December 4th "Pair Sea" 411 PasSengers
"Fair Wind" 903 do,
5th "Veendam" 624 do.
6th "world Renaissance" 411 do.
i "Flavia" 310 do.
7th "Jupiter" 320 do.
8th "Sagafjord" 476 do.
The S S "Geestcrest'! sailed on December 12th with 19,734 boxes of
bananas weighing 622,580 lbs. There were 1,341 boxes of rejected
fruit. The Grenada Banana Cooperative Society (GBCS) paid
producers ECO 14 per pound on the weight of fruit received at the
boxing plants, but this weight is not yet available.
Also not yet available is the price paid by Geest Industries Ltd to
GBCS on this shipment, and the boxing plant weight on the shipment
TME. GRAADA NEWSLETTeR -' Week Ending 16.12.78.
of Geestland on December 3rd.
On the shipment by "Geestland" on December 3rd, Geest paid GBCS
EC0 30.050 per pound, and on the shipment by "Geeststar" on
November 27th, ECB 30.262 per pound.
The total weight of bananas shipped in 1978, to date, is
Shipped to ...
Total Dollars (EC)
Earned to ...
i Up 8.72%
THE GR4NADA NEhSLATTR Week Ending 16.12.78 Page3
NEWJMI'CTIR PUEBL CATIOd INFORMATION
This Christmas Issue is the last publication of NEWaSLTTAR before the
end of the year as the producers and printers will be out of the
island until early January. It is planned, however, to bring out
an issue for Sunday December 31st.
That end-of-year issue will carry a resume' of news during the last
two weeks of December. That issue will also have the eaual
Supplement carrying the chronological list of major events of the
Because of our absence from the island and the volume of work
involved in preparation of the Supplement, it is unlikely that the
end of .Yar issue will be ready for publication before mid-January.
The first issue of NEWSLiTThR for 1979 will probably be for the week
ending January 20th.
The publishers and printers of NEWSLETTeR take this opportunity to
wish subscribers and readers a Christmas filled with the Joy of the

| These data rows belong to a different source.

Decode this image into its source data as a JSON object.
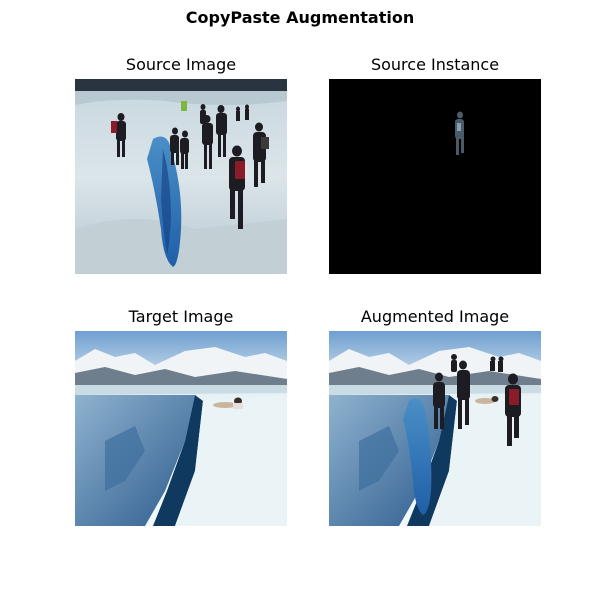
{
  "figure": {
    "title": "CopyPaste Augmentation",
    "panels": [
      {
        "title": "Source Image",
        "icon": "photo-hikers-on-glacier"
      },
      {
        "title": "Source Instance",
        "icon": "masked-single-hiker"
      },
      {
        "title": "Target Image",
        "icon": "photo-glacier-crevasse"
      },
      {
        "title": "Augmented Image",
        "icon": "photo-glacier-with-pasted-hikers"
      }
    ]
  }
}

true meaning of this Season. And, may your New Year be crowned
with a full measure of Peace and Love.
All er Hughes
D december 1978